Exercise description:
When you return the data, keep every word exact and include none of the images.

[Opening Recorded data section]

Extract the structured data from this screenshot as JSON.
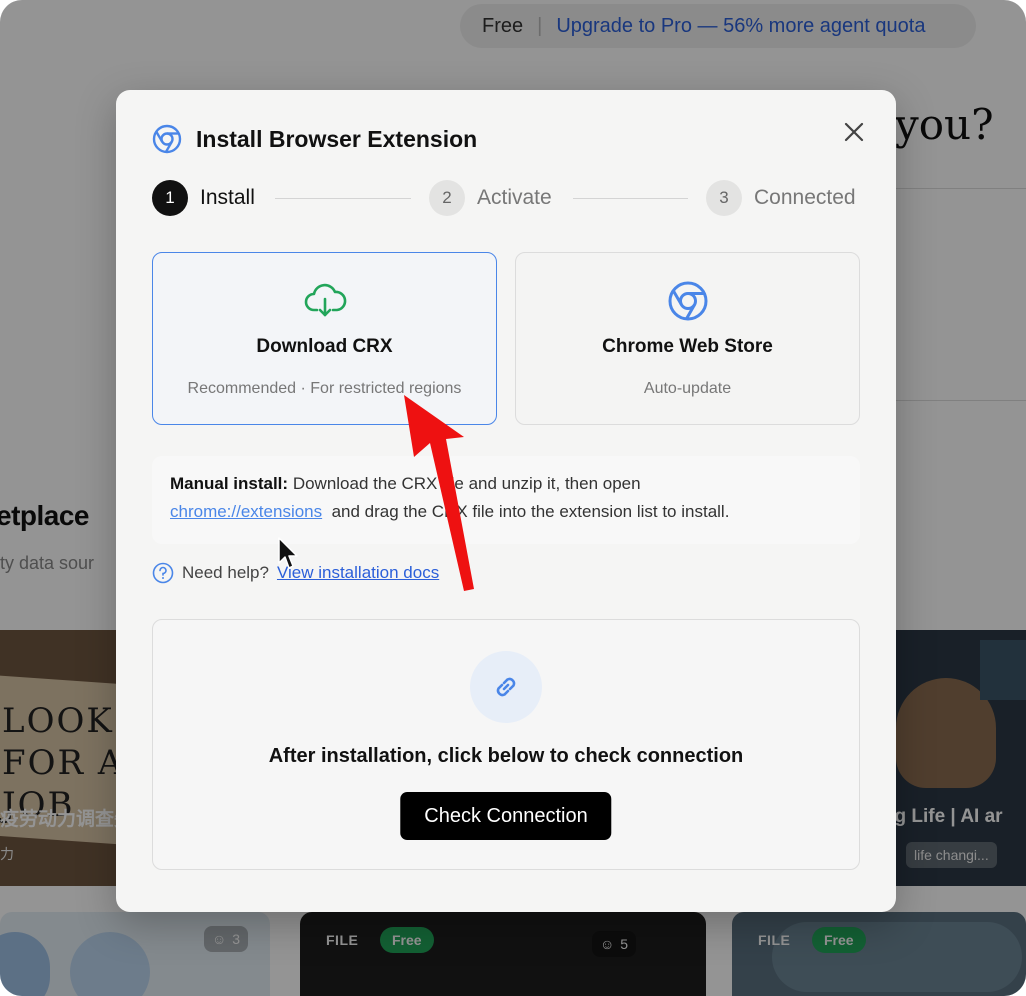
{
  "background": {
    "plan": "Free",
    "separator": "|",
    "upgrade": "Upgrade to Pro — 56% more agent quota",
    "heading_fragment": "you?",
    "marketplace_fragment": "etplace",
    "marketplace_sub_fragment": "ty data sour",
    "left_card": {
      "sign_text": "LOOK\nFOR A\nJOB",
      "title": "疫劳动力调查失",
      "tag": "力"
    },
    "right_card": {
      "title": "ging Life | AI ar",
      "tag": "life changi..."
    },
    "bottom_cards": [
      {
        "count": "3"
      },
      {
        "file": "FILE",
        "free": "Free",
        "count": "5"
      },
      {
        "file": "FILE",
        "free": "Free"
      }
    ]
  },
  "modal": {
    "title": "Install Browser Extension",
    "steps": [
      {
        "num": "1",
        "label": "Install",
        "active": true
      },
      {
        "num": "2",
        "label": "Activate",
        "active": false
      },
      {
        "num": "3",
        "label": "Connected",
        "active": false
      }
    ],
    "options": [
      {
        "title": "Download CRX",
        "subtitle": "Recommended · For restricted regions",
        "selected": true
      },
      {
        "title": "Chrome Web Store",
        "subtitle": "Auto-update",
        "selected": false
      }
    ],
    "manual": {
      "label": "Manual install:",
      "text1": "Download the CRX file and unzip it, then open",
      "link": "chrome://extensions",
      "text2": "and drag the CRX file into the extension list to install."
    },
    "help": {
      "text": "Need help?",
      "link": "View installation docs"
    },
    "connect": {
      "text": "After installation, click below to check connection",
      "button": "Check Connection"
    }
  },
  "colors": {
    "accent": "#4a86e8",
    "download_icon": "#22a55a",
    "primary_button": "#000000"
  }
}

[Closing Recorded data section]

Response area:
Extract the structured data from this screenshot as JSON.
{
  "background": {
    "plan": "Free",
    "separator": "|",
    "upgrade": "Upgrade to Pro — 56% more agent quota",
    "heading_fragment": "you?",
    "marketplace_fragment": "etplace",
    "marketplace_sub_fragment": "ty data sour",
    "left_card": {
      "sign_text": "LOOK\nFOR A\nJOB",
      "title": "疫劳动力调查失",
      "tag": "力"
    },
    "right_card": {
      "title": "ging Life | AI ar",
      "tag": "life changi..."
    },
    "bottom_cards": [
      {
        "count": "3"
      },
      {
        "file": "FILE",
        "free": "Free",
        "count": "5"
      },
      {
        "file": "FILE",
        "free": "Free"
      }
    ]
  },
  "modal": {
    "title": "Install Browser Extension",
    "steps": [
      {
        "num": "1",
        "label": "Install",
        "active": true
      },
      {
        "num": "2",
        "label": "Activate",
        "active": false
      },
      {
        "num": "3",
        "label": "Connected",
        "active": false
      }
    ],
    "options": [
      {
        "title": "Download CRX",
        "subtitle": "Recommended · For restricted regions",
        "selected": true
      },
      {
        "title": "Chrome Web Store",
        "subtitle": "Auto-update",
        "selected": false
      }
    ],
    "manual": {
      "label": "Manual install:",
      "text1": "Download the CRX file and unzip it, then open",
      "link": "chrome://extensions",
      "text2": "and drag the CRX file into the extension list to install."
    },
    "help": {
      "text": "Need help?",
      "link": "View installation docs"
    },
    "connect": {
      "text": "After installation, click below to check connection",
      "button": "Check Connection"
    }
  },
  "colors": {
    "accent": "#4a86e8",
    "download_icon": "#22a55a",
    "primary_button": "#000000"
  }
}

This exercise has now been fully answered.